                  Finally, I appeal to the Ukrainian President:
                  Mr. Zelenskyi, Babyn Yar, whether you like it or not, is a tragic symbol in the history of Kyiv. Even the first secretaries of the Ukrainian Communist party clearly understood that, though they still preferred to bury the tragedy in the official falsehood of the 1976 Babyn Yar monument to Soviet POWs. The 1991 collapse of the USSR, I hope, signifies some watershed in how the authorities deal with history in Ukraine. You were not born in this city, but you bear responsibility for the country that elected you its political leader. As a person in power, you cannot be a bystander. You must take a stance. Babyn Yar must be a national project, designed by top Ukrainian scholars, consulting with major institutions outside the country, and discussed by the spiritual and intellectual elites in the country. It cannot be privatized by anyone. The Babyn Yar victims belong to you and me. If the Ukrainian government is unable to sponsor it, the individuals involved in this project should work on the future memorial museum pro-bono, to avoid political manipulation and corruption.

                  Until then, the current project headed by Mr. Khrzhanovsky should be suspended indefinitely.

                  By Yohanan Petrovsky-Shtern

                  About the Author

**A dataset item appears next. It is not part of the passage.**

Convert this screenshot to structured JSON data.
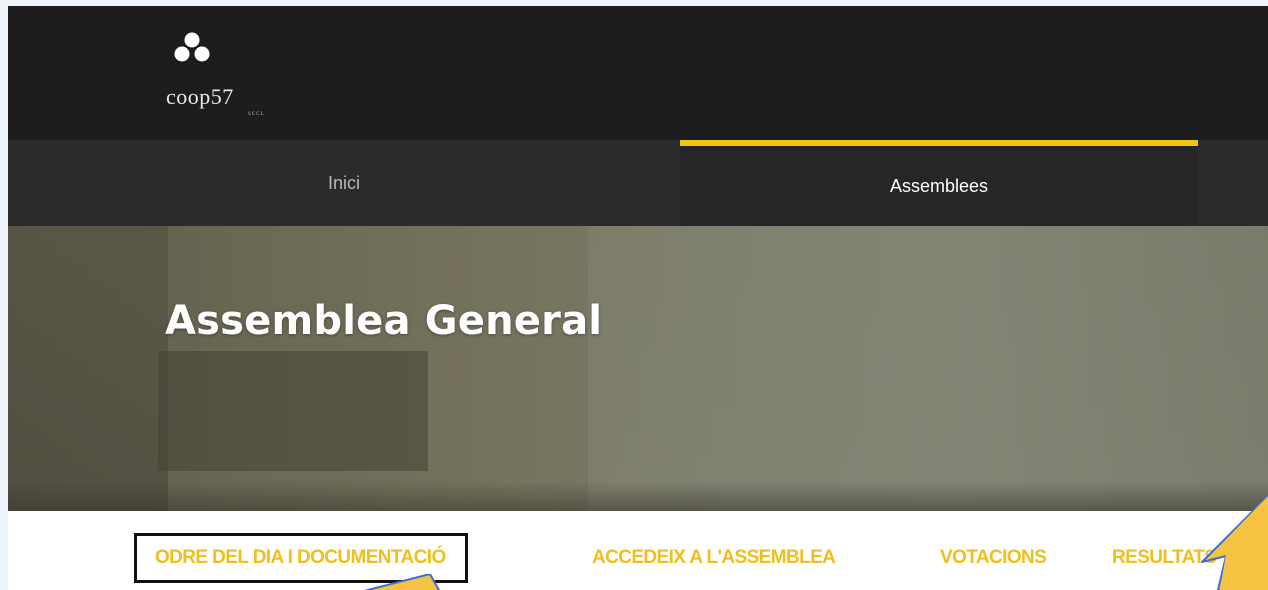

                  Yohanan Petrovsky-Shtern
                  Chicago, United States of America
                  Yohanan Petrovsky-Shtern (Ph.D., Brandeis University, 2001, Ph.D. Moscow University, 1988) is the Crown Family Professor of Jewish Studies and a Professor of Jewish History in History Department at Northwestern University.